* Required work
Lift out each line of the data that holds "title".

[Interface dataset entries]
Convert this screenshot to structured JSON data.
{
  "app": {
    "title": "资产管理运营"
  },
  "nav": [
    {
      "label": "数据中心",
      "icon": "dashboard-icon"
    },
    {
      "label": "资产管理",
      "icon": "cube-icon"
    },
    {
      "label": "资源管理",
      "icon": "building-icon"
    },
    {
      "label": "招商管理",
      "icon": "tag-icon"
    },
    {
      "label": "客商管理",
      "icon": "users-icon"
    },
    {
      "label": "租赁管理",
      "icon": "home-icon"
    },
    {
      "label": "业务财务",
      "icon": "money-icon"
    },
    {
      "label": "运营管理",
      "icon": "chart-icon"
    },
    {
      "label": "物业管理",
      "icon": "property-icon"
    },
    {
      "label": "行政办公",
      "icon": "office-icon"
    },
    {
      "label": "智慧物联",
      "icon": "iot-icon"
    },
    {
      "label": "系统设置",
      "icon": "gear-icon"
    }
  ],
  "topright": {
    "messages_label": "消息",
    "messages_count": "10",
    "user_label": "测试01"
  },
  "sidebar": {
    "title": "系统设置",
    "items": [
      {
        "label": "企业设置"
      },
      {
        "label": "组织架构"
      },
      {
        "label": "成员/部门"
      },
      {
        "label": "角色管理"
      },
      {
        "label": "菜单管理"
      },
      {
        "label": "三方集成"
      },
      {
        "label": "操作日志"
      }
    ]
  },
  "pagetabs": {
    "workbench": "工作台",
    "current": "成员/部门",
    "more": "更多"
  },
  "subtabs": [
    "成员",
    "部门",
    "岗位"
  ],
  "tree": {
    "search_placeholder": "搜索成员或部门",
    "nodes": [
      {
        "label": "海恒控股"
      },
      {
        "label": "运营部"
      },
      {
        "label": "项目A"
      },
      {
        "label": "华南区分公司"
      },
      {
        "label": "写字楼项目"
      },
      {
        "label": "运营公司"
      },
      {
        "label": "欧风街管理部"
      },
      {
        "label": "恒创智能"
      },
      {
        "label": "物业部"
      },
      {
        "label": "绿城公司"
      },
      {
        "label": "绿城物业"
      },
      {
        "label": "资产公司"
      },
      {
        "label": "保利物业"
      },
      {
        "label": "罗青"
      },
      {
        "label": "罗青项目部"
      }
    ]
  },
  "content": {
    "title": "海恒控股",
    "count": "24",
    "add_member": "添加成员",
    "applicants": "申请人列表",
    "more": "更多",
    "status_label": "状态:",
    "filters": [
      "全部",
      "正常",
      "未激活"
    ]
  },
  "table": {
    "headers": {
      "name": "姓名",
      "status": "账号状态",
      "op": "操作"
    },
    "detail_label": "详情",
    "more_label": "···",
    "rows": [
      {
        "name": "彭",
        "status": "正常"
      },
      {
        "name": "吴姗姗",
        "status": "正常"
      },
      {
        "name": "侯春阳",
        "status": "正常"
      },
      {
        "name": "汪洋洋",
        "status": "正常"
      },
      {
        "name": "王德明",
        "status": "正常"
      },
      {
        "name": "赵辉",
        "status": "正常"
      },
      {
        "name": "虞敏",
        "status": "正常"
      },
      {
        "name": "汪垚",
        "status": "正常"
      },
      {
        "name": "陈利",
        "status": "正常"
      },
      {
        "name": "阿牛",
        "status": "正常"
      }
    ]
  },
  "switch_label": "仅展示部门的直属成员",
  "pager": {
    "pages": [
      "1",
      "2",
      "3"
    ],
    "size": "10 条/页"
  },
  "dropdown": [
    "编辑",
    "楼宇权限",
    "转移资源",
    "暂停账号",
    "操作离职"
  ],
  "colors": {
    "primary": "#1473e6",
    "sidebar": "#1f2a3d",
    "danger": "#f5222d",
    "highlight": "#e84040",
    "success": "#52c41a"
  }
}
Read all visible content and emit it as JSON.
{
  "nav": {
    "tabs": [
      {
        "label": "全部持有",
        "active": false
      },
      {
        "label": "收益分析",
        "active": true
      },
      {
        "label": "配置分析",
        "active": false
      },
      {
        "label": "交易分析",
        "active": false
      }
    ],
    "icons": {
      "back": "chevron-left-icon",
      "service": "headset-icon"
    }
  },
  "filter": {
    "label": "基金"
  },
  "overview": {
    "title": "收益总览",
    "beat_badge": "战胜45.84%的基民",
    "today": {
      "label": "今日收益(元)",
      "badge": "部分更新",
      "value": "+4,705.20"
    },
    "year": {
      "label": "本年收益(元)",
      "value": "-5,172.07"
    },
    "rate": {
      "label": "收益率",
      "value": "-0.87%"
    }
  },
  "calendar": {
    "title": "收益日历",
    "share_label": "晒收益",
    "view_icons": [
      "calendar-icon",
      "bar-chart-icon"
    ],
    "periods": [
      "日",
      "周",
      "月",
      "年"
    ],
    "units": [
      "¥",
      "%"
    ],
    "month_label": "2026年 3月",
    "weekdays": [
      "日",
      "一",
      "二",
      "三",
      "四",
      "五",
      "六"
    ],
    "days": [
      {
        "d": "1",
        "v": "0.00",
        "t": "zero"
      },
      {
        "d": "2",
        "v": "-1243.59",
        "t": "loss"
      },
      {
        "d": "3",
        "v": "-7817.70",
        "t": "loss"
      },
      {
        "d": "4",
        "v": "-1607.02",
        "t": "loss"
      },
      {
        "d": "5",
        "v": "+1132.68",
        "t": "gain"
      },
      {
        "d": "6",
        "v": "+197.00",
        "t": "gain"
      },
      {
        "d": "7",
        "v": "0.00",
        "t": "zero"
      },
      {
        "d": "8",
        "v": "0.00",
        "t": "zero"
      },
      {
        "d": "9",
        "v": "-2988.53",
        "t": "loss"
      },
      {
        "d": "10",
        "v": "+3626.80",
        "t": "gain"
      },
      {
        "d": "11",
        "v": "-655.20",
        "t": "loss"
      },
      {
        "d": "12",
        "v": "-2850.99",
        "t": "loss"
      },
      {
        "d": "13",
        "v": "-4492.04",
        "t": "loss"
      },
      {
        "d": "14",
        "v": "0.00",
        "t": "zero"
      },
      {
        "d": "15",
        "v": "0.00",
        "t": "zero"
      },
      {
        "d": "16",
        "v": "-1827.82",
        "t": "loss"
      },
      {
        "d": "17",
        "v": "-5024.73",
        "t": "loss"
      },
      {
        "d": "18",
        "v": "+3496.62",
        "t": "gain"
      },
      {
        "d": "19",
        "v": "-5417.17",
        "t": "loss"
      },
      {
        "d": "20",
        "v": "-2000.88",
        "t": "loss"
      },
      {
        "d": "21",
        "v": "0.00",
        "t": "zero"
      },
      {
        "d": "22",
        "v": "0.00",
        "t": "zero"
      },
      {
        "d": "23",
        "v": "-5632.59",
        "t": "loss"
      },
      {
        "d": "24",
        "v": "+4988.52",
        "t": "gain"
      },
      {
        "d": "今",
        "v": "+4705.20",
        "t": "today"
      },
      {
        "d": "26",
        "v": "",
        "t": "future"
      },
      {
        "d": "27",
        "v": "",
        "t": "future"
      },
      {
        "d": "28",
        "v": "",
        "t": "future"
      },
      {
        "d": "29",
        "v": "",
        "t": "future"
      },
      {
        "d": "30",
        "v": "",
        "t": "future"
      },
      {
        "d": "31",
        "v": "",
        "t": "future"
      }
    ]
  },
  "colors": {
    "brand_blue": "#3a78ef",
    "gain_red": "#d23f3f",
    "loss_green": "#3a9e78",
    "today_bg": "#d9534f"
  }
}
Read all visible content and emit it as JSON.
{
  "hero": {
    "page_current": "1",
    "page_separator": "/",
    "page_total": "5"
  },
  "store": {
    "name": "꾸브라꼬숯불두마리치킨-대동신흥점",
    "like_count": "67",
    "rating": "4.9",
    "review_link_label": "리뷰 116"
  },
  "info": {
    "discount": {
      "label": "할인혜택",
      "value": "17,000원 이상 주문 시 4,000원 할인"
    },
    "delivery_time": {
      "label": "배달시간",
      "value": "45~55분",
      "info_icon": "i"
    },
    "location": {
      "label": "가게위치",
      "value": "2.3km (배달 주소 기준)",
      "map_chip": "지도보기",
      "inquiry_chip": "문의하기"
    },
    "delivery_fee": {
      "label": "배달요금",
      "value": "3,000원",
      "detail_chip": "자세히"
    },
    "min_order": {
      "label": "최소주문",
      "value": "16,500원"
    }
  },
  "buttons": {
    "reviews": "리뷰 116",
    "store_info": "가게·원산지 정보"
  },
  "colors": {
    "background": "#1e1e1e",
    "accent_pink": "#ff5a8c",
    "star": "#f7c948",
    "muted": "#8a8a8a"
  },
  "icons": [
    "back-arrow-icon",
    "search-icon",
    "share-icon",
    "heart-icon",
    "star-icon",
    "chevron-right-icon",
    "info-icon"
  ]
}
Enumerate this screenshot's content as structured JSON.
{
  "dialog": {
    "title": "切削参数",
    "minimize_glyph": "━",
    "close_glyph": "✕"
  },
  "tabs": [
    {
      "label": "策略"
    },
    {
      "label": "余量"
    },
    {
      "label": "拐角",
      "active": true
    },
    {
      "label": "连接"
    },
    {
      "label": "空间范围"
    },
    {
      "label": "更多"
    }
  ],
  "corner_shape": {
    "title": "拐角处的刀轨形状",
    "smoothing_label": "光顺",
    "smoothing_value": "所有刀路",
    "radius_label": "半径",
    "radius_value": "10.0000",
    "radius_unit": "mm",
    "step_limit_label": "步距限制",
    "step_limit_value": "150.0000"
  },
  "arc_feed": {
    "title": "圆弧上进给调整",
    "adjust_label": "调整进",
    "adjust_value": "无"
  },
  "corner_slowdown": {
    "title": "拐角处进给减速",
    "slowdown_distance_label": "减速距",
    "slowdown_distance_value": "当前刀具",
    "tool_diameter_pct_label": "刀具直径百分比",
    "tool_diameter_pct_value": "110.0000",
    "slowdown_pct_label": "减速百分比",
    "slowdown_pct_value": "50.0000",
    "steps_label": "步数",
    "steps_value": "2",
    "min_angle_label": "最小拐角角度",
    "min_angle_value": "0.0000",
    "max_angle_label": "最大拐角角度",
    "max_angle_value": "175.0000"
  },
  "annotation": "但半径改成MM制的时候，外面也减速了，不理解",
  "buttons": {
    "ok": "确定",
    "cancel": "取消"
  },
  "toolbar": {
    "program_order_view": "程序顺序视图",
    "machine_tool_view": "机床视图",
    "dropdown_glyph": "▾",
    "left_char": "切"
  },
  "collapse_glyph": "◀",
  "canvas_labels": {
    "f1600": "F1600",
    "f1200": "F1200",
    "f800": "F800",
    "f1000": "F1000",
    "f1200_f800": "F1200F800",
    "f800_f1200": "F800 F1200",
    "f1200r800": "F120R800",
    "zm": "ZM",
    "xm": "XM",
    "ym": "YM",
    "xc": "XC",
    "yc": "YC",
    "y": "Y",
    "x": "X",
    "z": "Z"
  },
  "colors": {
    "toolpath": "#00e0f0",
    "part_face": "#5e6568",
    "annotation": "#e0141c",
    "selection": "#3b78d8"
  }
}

* Task solution
    "title": "资产管理运营"
    "title": "系统设置",
    "title": "海恒控股",
    "title": "收益总览",
    "title": "收益日历",
    "title": "切削参数",
    "title": "拐角处的刀轨形状",
    "title": "圆弧上进给调整",
    "title": "拐角处进给减速",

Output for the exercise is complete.